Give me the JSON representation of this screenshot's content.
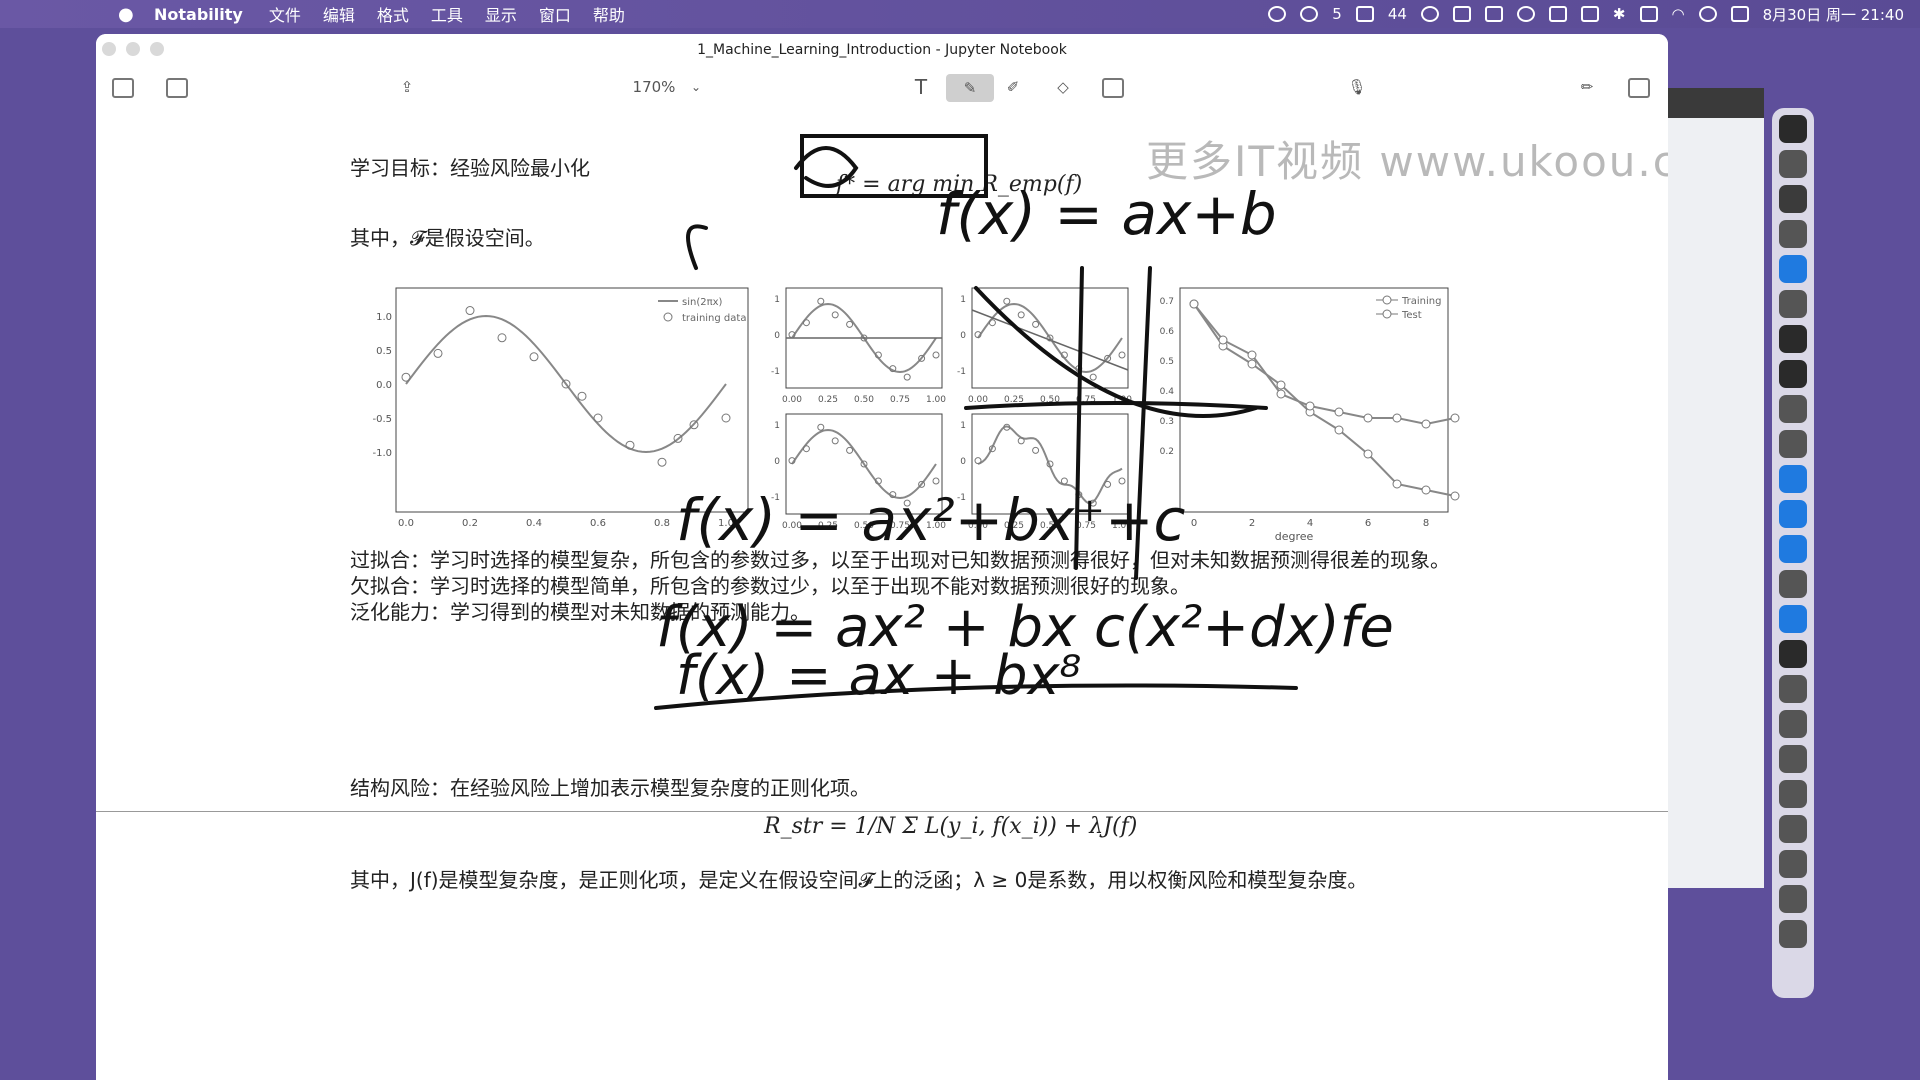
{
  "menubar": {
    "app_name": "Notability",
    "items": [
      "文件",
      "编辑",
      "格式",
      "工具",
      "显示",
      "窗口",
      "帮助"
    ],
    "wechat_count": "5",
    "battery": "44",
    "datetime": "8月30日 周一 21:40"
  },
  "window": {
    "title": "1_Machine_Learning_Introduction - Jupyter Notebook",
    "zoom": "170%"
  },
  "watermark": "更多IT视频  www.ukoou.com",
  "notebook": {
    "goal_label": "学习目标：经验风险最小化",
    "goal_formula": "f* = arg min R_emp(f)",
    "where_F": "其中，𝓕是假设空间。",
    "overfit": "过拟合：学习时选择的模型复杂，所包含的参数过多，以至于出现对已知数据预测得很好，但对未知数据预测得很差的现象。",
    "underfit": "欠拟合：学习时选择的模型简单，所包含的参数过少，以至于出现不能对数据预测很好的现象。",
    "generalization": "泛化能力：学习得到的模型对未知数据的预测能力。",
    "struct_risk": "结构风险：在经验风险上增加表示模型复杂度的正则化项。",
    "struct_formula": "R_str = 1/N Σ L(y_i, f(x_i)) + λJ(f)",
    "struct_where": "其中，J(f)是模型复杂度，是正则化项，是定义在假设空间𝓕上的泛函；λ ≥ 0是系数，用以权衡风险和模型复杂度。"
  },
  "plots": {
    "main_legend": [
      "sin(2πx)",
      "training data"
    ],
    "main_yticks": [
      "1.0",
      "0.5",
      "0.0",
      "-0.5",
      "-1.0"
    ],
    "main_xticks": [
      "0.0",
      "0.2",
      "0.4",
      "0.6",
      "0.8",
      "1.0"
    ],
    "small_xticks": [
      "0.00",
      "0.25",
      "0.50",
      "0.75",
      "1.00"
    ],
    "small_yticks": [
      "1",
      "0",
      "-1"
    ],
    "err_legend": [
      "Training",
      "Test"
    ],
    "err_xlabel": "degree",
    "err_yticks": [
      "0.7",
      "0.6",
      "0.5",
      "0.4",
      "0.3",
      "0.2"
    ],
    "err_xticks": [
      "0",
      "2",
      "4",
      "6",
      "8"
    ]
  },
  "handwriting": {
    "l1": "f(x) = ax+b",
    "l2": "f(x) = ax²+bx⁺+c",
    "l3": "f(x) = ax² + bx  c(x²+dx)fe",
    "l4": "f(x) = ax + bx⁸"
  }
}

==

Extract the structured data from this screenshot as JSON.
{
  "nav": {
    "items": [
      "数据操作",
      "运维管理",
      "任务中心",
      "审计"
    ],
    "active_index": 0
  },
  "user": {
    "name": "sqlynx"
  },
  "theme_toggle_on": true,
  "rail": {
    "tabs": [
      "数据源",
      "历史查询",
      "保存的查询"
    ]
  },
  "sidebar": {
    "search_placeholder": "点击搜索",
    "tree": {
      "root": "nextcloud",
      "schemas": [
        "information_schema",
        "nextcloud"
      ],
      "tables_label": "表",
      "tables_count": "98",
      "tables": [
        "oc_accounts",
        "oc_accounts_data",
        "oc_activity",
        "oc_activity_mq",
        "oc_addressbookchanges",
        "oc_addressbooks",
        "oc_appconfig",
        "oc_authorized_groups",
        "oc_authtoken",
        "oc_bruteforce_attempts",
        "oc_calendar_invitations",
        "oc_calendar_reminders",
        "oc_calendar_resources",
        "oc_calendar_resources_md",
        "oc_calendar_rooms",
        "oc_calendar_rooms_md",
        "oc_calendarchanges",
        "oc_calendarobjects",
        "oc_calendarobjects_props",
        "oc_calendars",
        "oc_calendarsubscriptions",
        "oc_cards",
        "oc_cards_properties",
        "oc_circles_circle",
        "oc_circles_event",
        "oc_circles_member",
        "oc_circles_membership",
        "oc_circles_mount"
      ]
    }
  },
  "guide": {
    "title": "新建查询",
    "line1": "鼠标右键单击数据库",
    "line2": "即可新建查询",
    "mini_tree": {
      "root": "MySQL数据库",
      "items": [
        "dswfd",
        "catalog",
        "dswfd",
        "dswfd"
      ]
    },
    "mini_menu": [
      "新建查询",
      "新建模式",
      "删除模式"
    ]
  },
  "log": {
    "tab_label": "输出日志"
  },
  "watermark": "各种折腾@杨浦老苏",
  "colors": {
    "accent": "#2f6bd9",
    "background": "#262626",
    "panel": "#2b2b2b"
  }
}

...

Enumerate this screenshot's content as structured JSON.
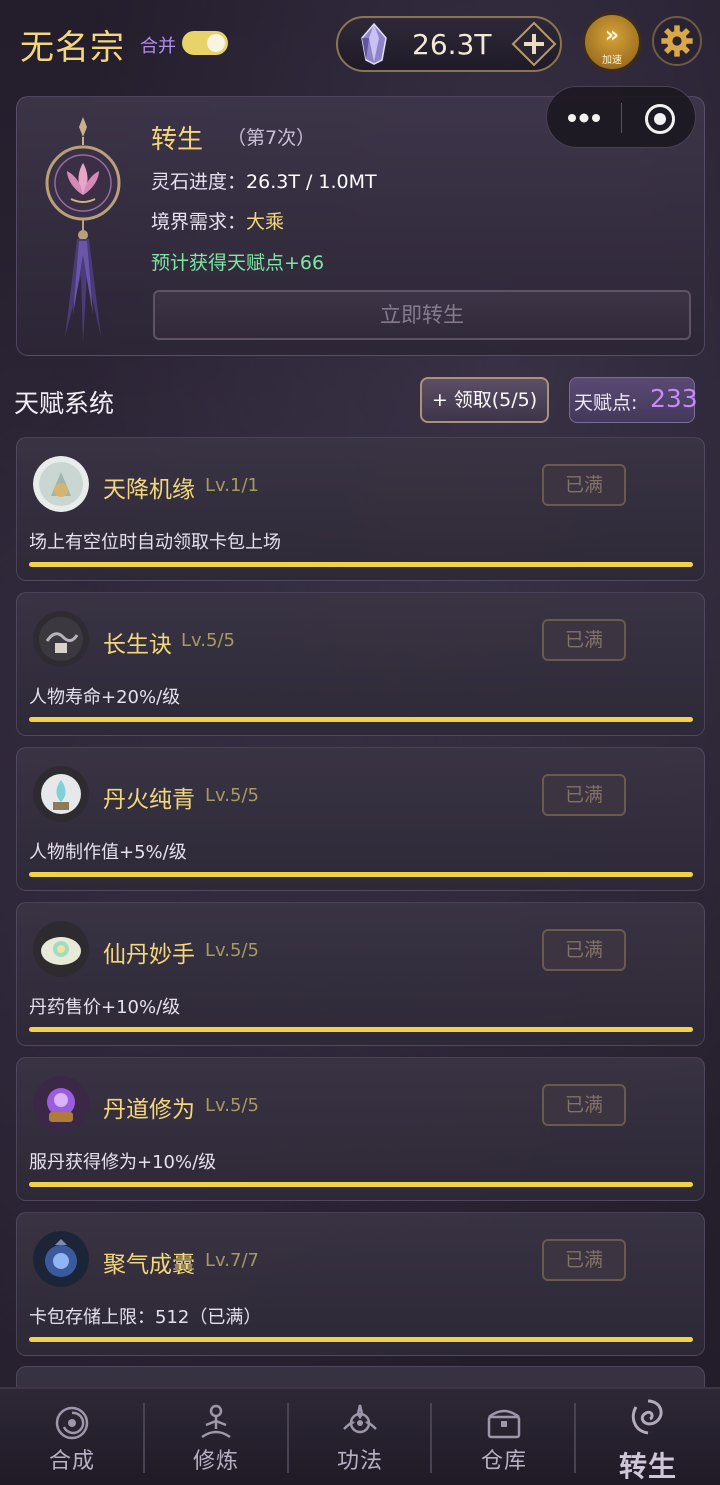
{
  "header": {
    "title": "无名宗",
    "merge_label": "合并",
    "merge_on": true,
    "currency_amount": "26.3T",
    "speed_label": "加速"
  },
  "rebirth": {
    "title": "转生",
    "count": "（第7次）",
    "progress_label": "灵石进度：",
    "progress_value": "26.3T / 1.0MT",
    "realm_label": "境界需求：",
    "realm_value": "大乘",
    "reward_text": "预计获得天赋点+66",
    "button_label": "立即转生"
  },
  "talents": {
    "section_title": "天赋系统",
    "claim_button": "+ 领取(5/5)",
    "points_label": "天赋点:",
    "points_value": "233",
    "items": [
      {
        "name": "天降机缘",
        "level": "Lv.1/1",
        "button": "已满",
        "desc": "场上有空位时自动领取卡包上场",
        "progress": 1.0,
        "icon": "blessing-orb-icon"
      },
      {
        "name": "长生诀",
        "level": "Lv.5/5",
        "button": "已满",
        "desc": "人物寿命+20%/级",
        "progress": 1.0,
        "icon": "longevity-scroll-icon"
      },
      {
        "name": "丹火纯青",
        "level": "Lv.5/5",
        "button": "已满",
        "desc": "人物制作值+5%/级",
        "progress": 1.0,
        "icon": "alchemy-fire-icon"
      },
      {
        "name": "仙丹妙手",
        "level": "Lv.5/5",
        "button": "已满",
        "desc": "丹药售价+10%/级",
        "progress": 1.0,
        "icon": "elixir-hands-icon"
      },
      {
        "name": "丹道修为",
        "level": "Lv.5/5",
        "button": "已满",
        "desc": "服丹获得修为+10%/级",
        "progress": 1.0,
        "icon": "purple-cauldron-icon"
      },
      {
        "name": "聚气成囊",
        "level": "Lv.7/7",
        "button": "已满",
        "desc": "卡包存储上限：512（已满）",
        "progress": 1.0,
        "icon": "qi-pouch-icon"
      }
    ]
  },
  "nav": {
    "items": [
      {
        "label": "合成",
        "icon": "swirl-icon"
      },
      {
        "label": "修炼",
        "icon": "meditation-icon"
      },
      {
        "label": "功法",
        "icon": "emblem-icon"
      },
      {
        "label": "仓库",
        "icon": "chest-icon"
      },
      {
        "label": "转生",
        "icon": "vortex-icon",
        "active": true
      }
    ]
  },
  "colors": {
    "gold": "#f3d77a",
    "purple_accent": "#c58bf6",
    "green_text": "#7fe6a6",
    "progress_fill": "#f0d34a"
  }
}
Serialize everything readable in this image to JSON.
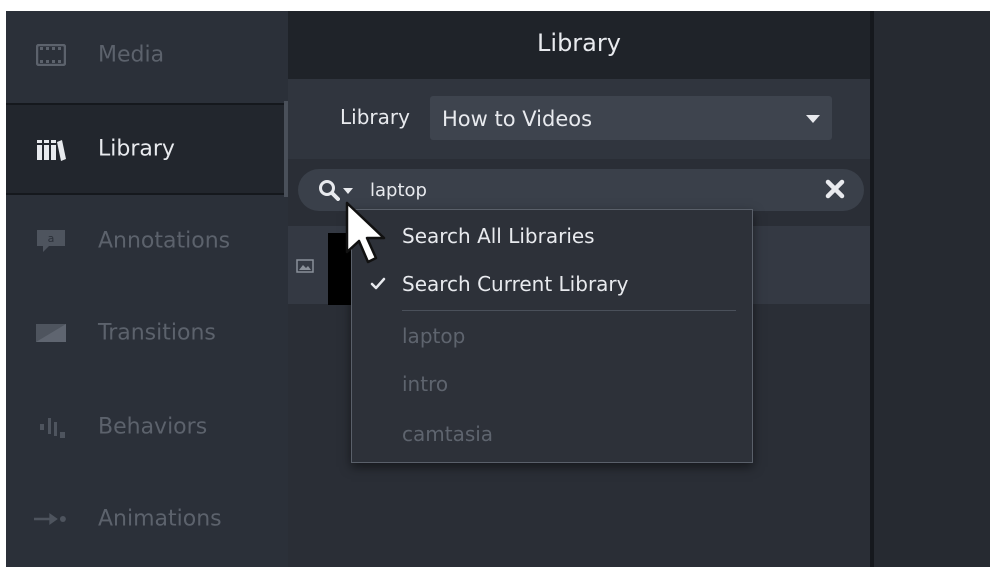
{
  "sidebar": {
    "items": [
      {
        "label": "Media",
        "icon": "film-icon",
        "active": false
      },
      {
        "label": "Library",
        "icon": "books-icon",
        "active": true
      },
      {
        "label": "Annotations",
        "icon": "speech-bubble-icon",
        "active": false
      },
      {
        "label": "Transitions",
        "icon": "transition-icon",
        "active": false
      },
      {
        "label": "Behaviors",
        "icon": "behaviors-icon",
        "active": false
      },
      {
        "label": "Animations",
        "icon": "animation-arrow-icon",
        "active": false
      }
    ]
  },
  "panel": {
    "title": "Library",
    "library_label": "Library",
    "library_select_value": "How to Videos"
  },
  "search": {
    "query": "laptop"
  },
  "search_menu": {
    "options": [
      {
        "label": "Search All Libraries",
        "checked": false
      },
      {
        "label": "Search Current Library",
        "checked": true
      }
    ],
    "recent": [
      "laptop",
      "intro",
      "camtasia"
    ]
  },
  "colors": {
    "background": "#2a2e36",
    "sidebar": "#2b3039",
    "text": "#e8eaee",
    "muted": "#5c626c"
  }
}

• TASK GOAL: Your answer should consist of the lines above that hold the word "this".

• OUTPUT BELOW:
Give me the JSON representation of this screenshot's content.
Extract the structured data from this screenshot as JSON.
Enumerate this screenshot's content as structured JSON.
Serialize everything readable in this image to JSON.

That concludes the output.